Mike Bird, Business Insider
ATHENS, Greece — After Monday’s huge rally against the bailout deal on offer for Greece, Tuesday was the turn of the pro-deal campaign to take its place in Syntagma Square, the focal point of Athens’ political life.
The attendees want a “Yes” vote to the bailout in Greece’s snap July 5 referendum. The the government, in contrast, is campaigning for people to vote “No.”
The demonstration was at least as well-attended as Monday’s — I thought there were actually slightly more people, but it’s not easy to tell from the ground. Both filled the square and spilled backwards and along side-streets.
I noticed three major differences between Tuesday’s protest and Monday’s: Tuesday’s was wetter, more middle class, and seemed a little angrier.
Check out the pictures and see what people had to say.
Like Monday’s No vote rally, it was a pretty diverse demonstration, with people of all ages in attendance.
This man said “I don’t like the bailout — I want big cuts in state spending, not even more taxes. But accepting the deal is far better than the alternative.”
Sadly the weather didn’t hold up for the Yes campaign, after the sunny evening for the No bloc the previous day.
I’m increasingly convinced that if only one economic sector in Greece is performing, it’s the protest flag sales sector.
This was the leaflet being handed out as I arrived at the protest — it’s titled “YES to the Euro,” and the first few lines say “Yes to freedom, Yes to dignity, Yes to development.”
The other side says “NO to the euro,” saying that a no vote will mean uncertainty, humiliation, schism, isolation and the drachma.
Most of the local dogs seemed to be apolitical, but this one had a strong pro-bailout view.
Some protesters thought Tsipras should resign if Greece voted Yes. One said “we’ll be demanding it.”
Others didn’t seem to care as much: “We need to stay in Europe, that’s the priority. What happens with Syriza and Tsipras is for another time.”
Duncan Weldon, BBC newsnight’s economics chief, was on the scene.
There were a lot more smart shirts and suits than there were at the “No” protest.
It certainly looked like there was a bit of a class divide — the people protesting for a Yes vote seemed visibly wealthier than those campaigning for No.
There were both more Greek flags and more EU flags on Tuesday, replacing Monday’s banners from anti-austerity factions.
The banner said “a leader is a person who can prevent a disaster which would not have occurred had he not been in power.”
The police presence initially seemed light, but after a while they resumed their usual places guarding the steps leading to Greece’s parliament.
However, police officers seemed to be mingling with the crowd, which I didn’t see much of on Monday night.
“I’m 35. Greece has been in the EU for my entire life — it’s inconceivable that we would leave.”

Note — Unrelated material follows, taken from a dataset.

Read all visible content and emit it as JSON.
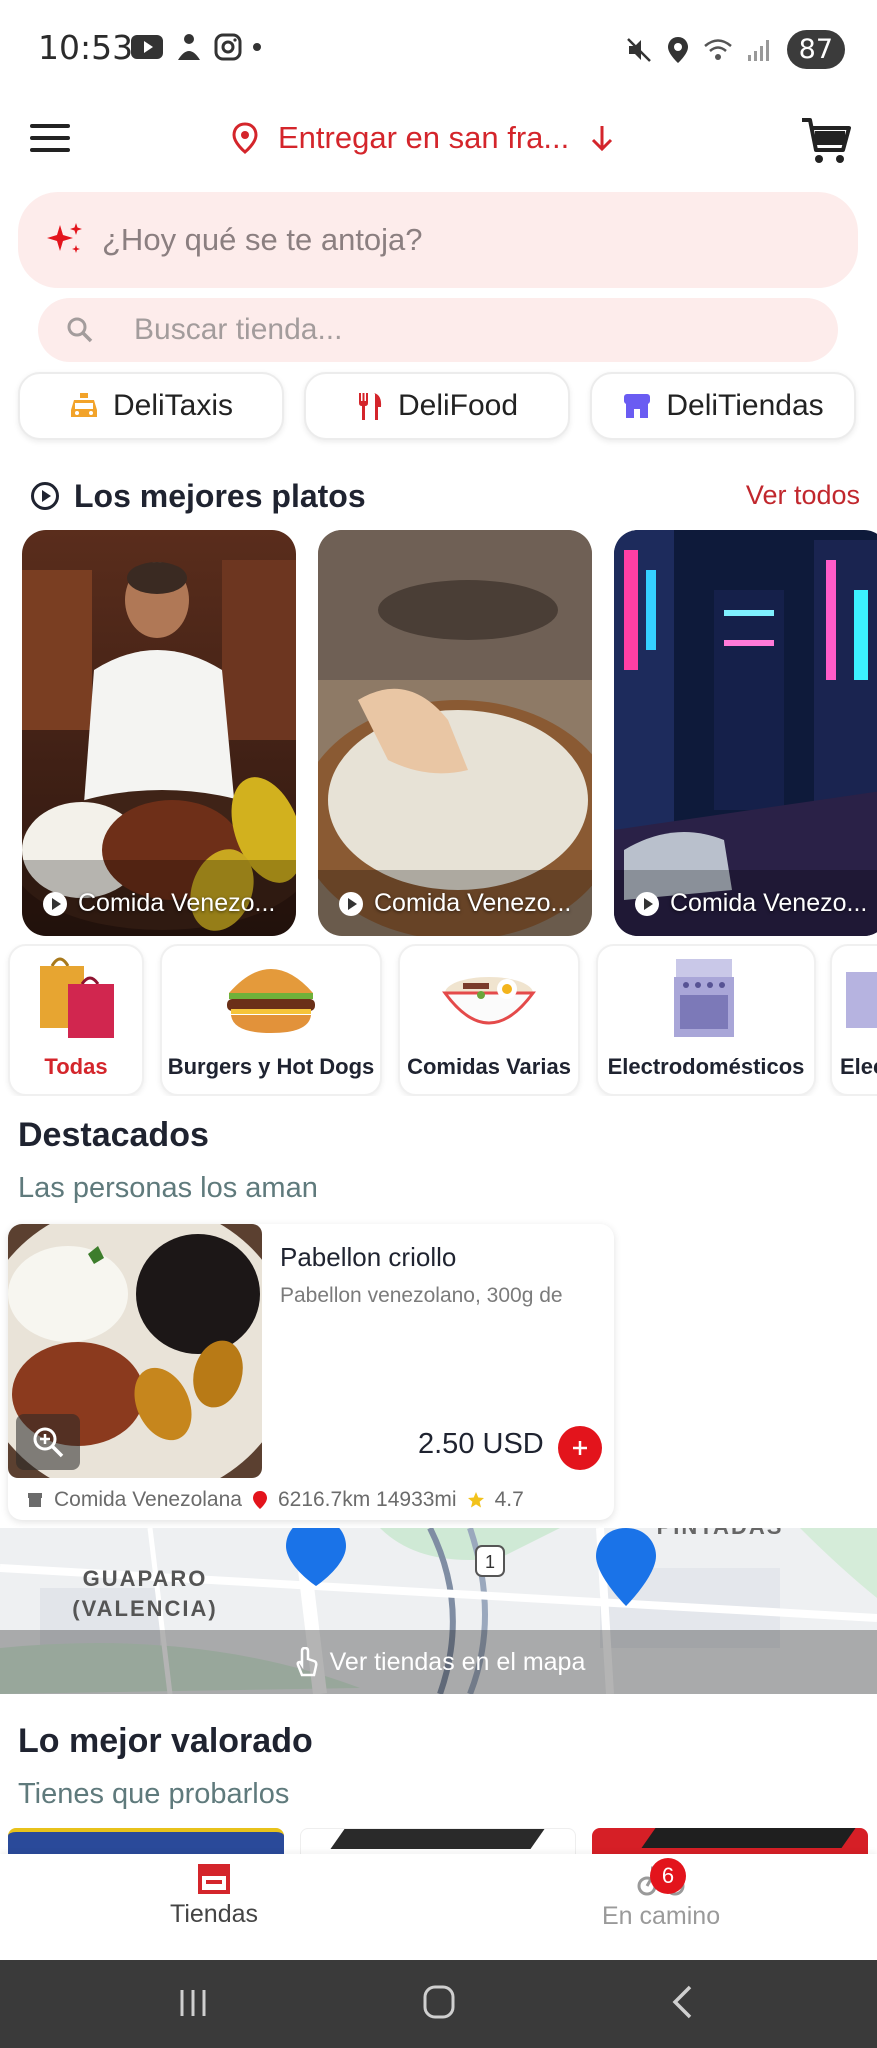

A piece of graffiti declaring “Greece vs. Everyone” by the square has had the “vs” removed.
Another protester said he expected Tsipras to stand down if Yes won the referendum, and that he thought that was likely to happen.
The looming clouds and eventual rain looked like they might drive campaigners away, but at least 20,000 turned out, according to AFP.
Once again, I didn’t see any violence at all, but police seem to be prepared for anything at the moment.
I thought the atmosphere was a little angrier than yesterday’s No rally — of course, that’s more likely for the side actually campaigning against the government.
There’ll no doubt be more demonstrations ahead of the vote on Sunday July 5.
And for the sake of comparison…
Here’s what it was like at Monday’s anti-austerity rally »